Best known as the author of such novels as The Good Soldier and No More Parades, Ford was also an accomplished modernist poet. He enlisted with the Welch Regiment in 1915 at the age of 41, served at the front and was wounded. “Nostalgia” (with the alternative title, “The Iron Music”) is one of a number of poems that take their rise from his experiences of the Great War.
Image of Ford c/o The Ford Madox Ford Society (http://www.fordmadoxfordsociety.org).
The text is taken from Ford Madox Ford: Selected Poems, edited with an introduction by Max Saunders, published by Carcanet Press, 2003.
‘After a while most of us find we’re doing the same stuff; I tried new things.’
Listen to my interview with poet Geoff Hattersley for the Royal Literary Fund, in which I talk about my life as a poet, publisher and editor.
A Lincoln Ghost Story Evening, White Hart Hotel, Monday, 27 Nov, 7.30. http://bit.ly/2zff2rM
And a regular poetry reading group:
This adaptation should be worth checking out (Nov 23):
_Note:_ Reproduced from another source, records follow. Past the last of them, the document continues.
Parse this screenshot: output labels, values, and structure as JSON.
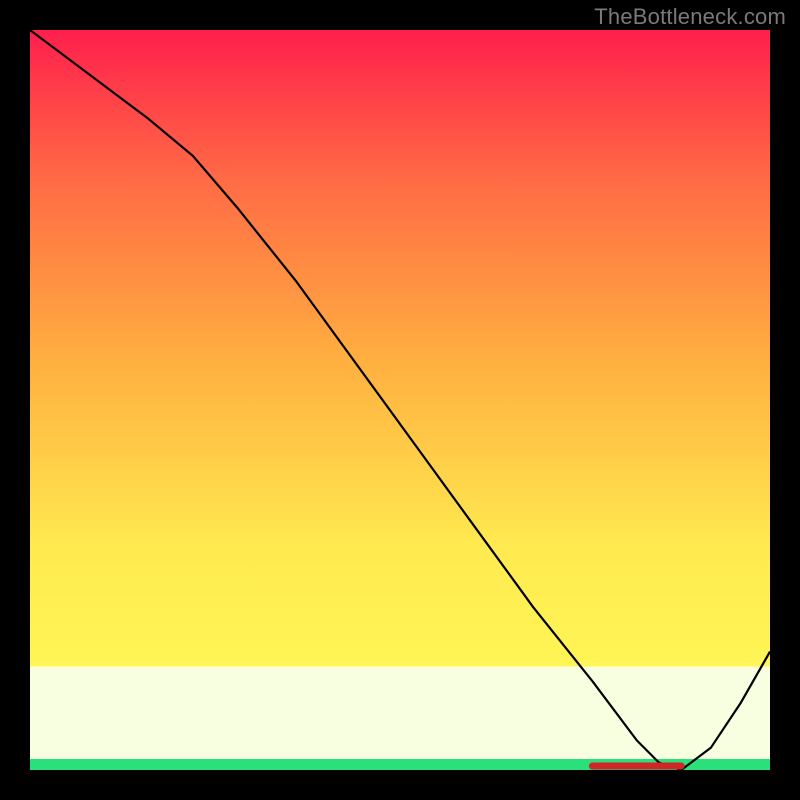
{
  "watermark": "TheBottleneck.com",
  "chart_data": {
    "type": "line",
    "title": "",
    "xlabel": "",
    "ylabel": "",
    "xlim": [
      0,
      100
    ],
    "ylim": [
      0,
      100
    ],
    "series": [
      {
        "name": "bottleneck-curve",
        "x": [
          0,
          8,
          16,
          22,
          28,
          36,
          44,
          52,
          60,
          68,
          76,
          82,
          85,
          88,
          92,
          96,
          100
        ],
        "y": [
          100,
          94,
          88,
          83,
          76,
          66,
          55,
          44,
          33,
          22,
          12,
          4,
          1,
          0,
          3,
          9,
          16
        ]
      }
    ],
    "annotations": [
      {
        "name": "optimum-band",
        "x_start": 76,
        "x_end": 88,
        "y": 0
      }
    ],
    "gradient_stops_top_to_bottom": [
      "#ff1f4c",
      "#ff6a45",
      "#ffb040",
      "#ffea50",
      "#ffff5a",
      "#f8ffe0",
      "#29e07a"
    ]
  }
}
Doctor Henry Jekyll is a good man and close to a neurological discovery that will chance the face of medical science. However, his methods are less than ethical, and when a colleague threatens to expose his work, he’s forced ti experiment on himself, whereupon he encounters a new friend, the brutal Edward Hyde. A thrilling adaptation of Robert Louis Stevenson’s dark psychological fantasy adapted for the stage by Nick Lane, The Strange Case of Dr Jekyll And Mr Hyde immerses you in the myth and mystery of 19th century London’s fog-bound streets where love, betrayal and murder lurk at every chilling twist and turn. Gripping. Stylist and thought-provoking, this is unmissable theatre. Go on…treat your dark side! Tickets: £12.50 Full // £10.50 Concessions // £5 LIVE PASS (Students & Under 26s) Ages: 11+
Link – http://bit.ly/2ys4rgh
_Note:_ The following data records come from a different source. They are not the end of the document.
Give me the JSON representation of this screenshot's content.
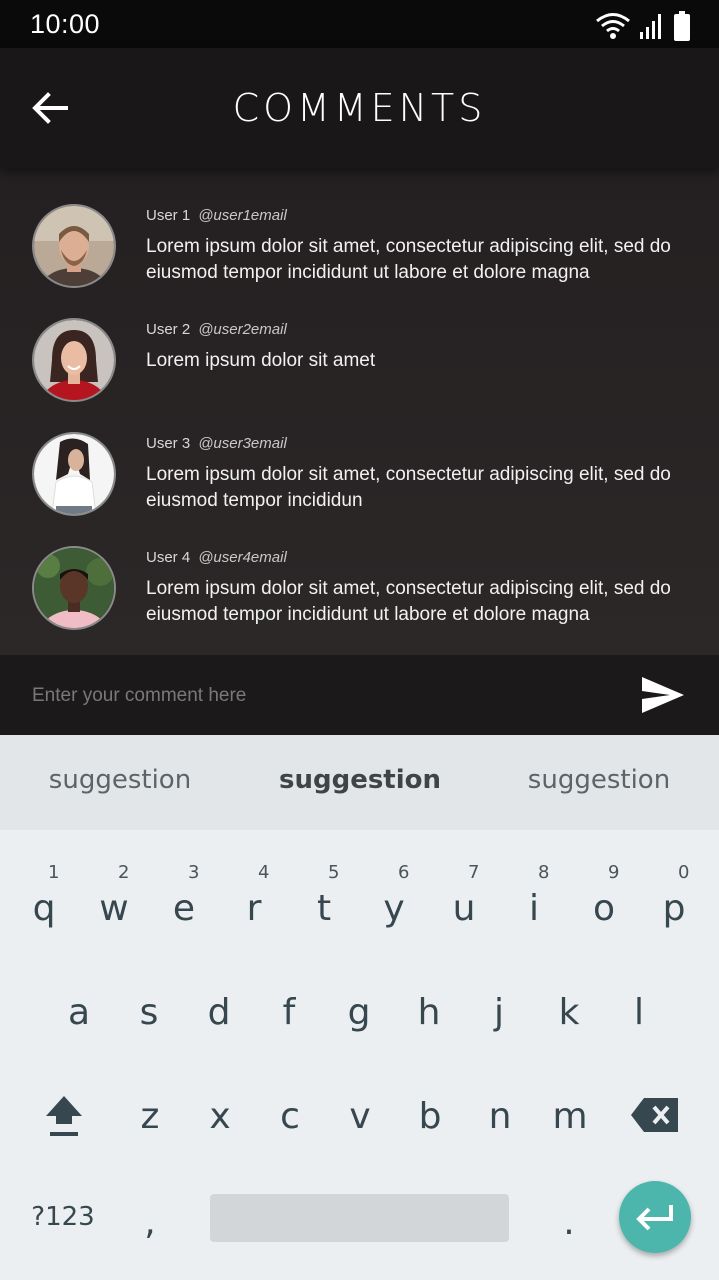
{
  "status_bar": {
    "time": "10:00",
    "icons": [
      "wifi-icon",
      "signal-icon",
      "battery-icon"
    ]
  },
  "app_bar": {
    "title": "COMMENTS",
    "back_icon": "arrow-left-icon"
  },
  "comments": [
    {
      "user": "User 1",
      "handle": "@user1email",
      "text": "Lorem ipsum dolor sit amet, consectetur adipiscing elit, sed do eiusmod tempor incididunt ut labore et dolore magna"
    },
    {
      "user": "User 2",
      "handle": "@user2email",
      "text": "Lorem ipsum dolor sit amet"
    },
    {
      "user": "User 3",
      "handle": "@user3email",
      "text": "Lorem ipsum dolor sit amet, consectetur adipiscing elit, sed do eiusmod tempor incididun"
    },
    {
      "user": "User 4",
      "handle": "@user4email",
      "text": "Lorem ipsum dolor sit amet, consectetur adipiscing elit, sed do eiusmod tempor incididunt ut labore et dolore magna"
    }
  ],
  "composer": {
    "placeholder": "Enter your comment here",
    "send_icon": "send-icon"
  },
  "keyboard": {
    "suggestions": [
      "suggestion",
      "suggestion",
      "suggestion"
    ],
    "row1": [
      {
        "k": "q",
        "n": "1"
      },
      {
        "k": "w",
        "n": "2"
      },
      {
        "k": "e",
        "n": "3"
      },
      {
        "k": "r",
        "n": "4"
      },
      {
        "k": "t",
        "n": "5"
      },
      {
        "k": "y",
        "n": "6"
      },
      {
        "k": "u",
        "n": "7"
      },
      {
        "k": "i",
        "n": "8"
      },
      {
        "k": "o",
        "n": "9"
      },
      {
        "k": "p",
        "n": "0"
      }
    ],
    "row2": [
      "a",
      "s",
      "d",
      "f",
      "g",
      "h",
      "j",
      "k",
      "l"
    ],
    "row3": [
      "z",
      "x",
      "c",
      "v",
      "b",
      "n",
      "m"
    ],
    "symbols_label": "?123",
    "comma": ",",
    "period": ".",
    "accent": "#4db6ac"
  }
}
The University’s Great Lives series continues this week with lectures by Tom Heap and Sir Mark Walport.
The series, featuring high profile speakers, aims to give an insight into the achievements of leading influential figures and recognisable faces from backgrounds such as the arts, business and economics, politics, health and science as well as bringing more local leading Lecturers and Visiting Professors to the fore.
Staff and students are encouraged to attend.
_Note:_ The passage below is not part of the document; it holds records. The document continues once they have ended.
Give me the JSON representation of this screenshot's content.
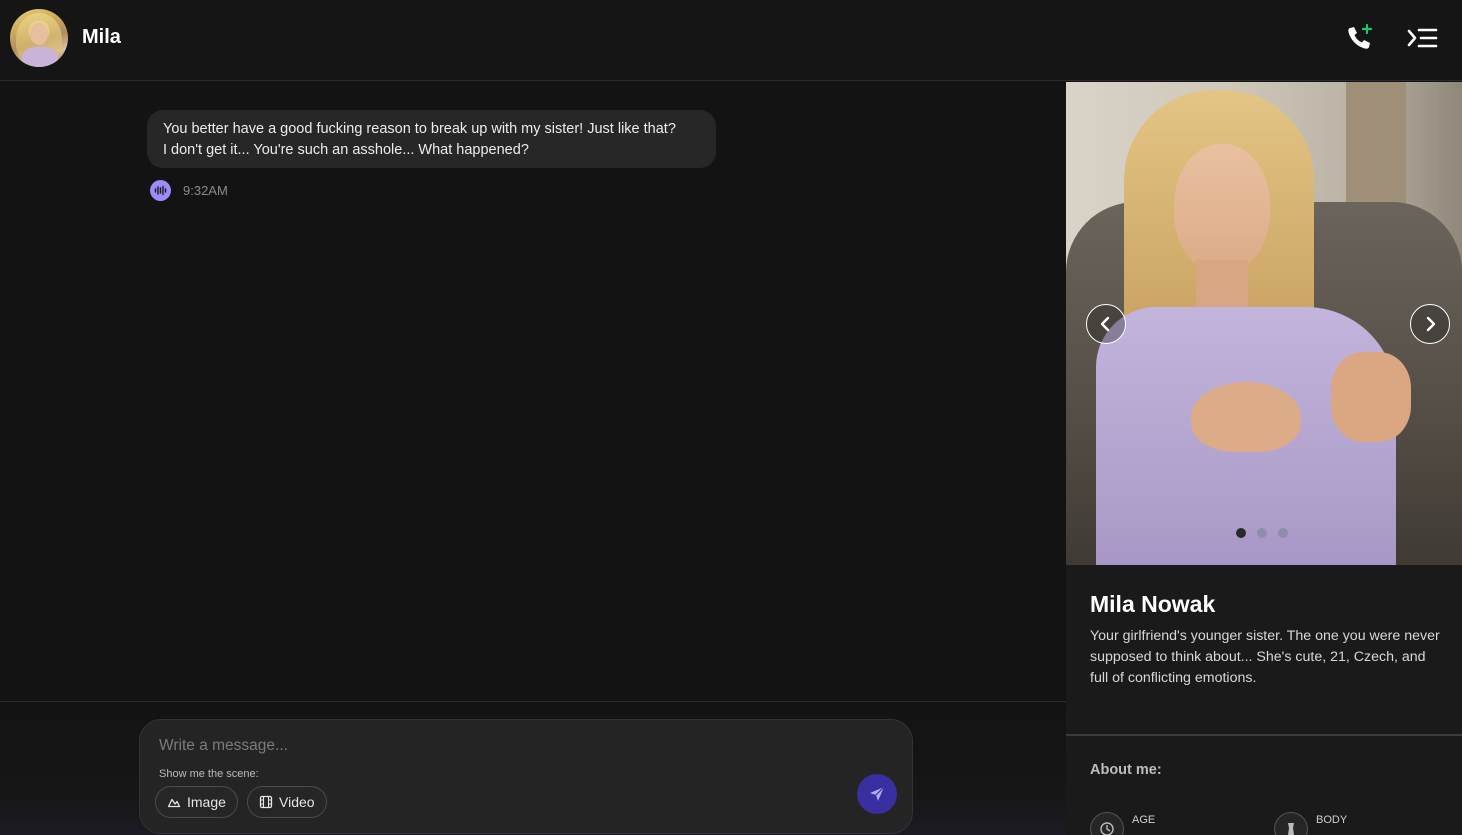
{
  "header": {
    "name": "Mila",
    "call_icon": "phone-plus-icon",
    "menu_icon": "collapse-menu-icon"
  },
  "chat": {
    "messages": [
      {
        "lines": [
          "You better have a good fucking reason to break up with my sister! Just like that?",
          "I don't get it... You're such an asshole... What happened?"
        ],
        "time": "9:32AM",
        "voice_icon": "voice-wave-icon"
      }
    ]
  },
  "composer": {
    "placeholder": "Write a message...",
    "scene_label": "Show me the scene:",
    "image_label": "Image",
    "video_label": "Video",
    "send_icon": "send-icon"
  },
  "profile": {
    "name": "Mila Nowak",
    "description": "Your girlfriend's younger sister. The one you were never supposed to think about... She's cute, 21, Czech, and full of conflicting emotions.",
    "carousel_total": 3,
    "carousel_active": 1,
    "about_title": "About me:",
    "attributes": [
      {
        "label": "AGE"
      },
      {
        "label": "BODY"
      }
    ]
  },
  "colors": {
    "accent": "#9b8cf7",
    "send_button": "#3a2fa0",
    "call_plus": "#22c55e",
    "background": "#131313"
  }
}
Booking is advised, but there may also be tickets available on the door. Please follow the links below for more information.
Tuesday 17th October, 5.30pm for a 6.00pm Lecture
Jackson Lecture Theatre, Minerva Building
TV presenter Tom Heap is a freelance broadcaster and journalist with a passionate concern for rural affairs, science and the environment. Tom presents the investigations on Countryfile – Britain’s most popular factual TV programme.
Sir Mark Walport
Thursday 19th October, 11.00am for a 11.30pm Lecture
Isaac Newton Lecture Theatre, Isaac Newton Building
Recently appointed Chief Executive Designate of UK Research and Innovation, Sir Mark Walport has long been a champion for science, engineering and technology within his career including his role as Government Chief Scientific Adviser, Head of the Government Office for Science and Co-Chair of the Prime Minister’s Council for Science and Technology.
All future Great Lives events can be found listed on the University website:http://lincoln.ac.uk/home/campuslife/whatson/eventsconferences/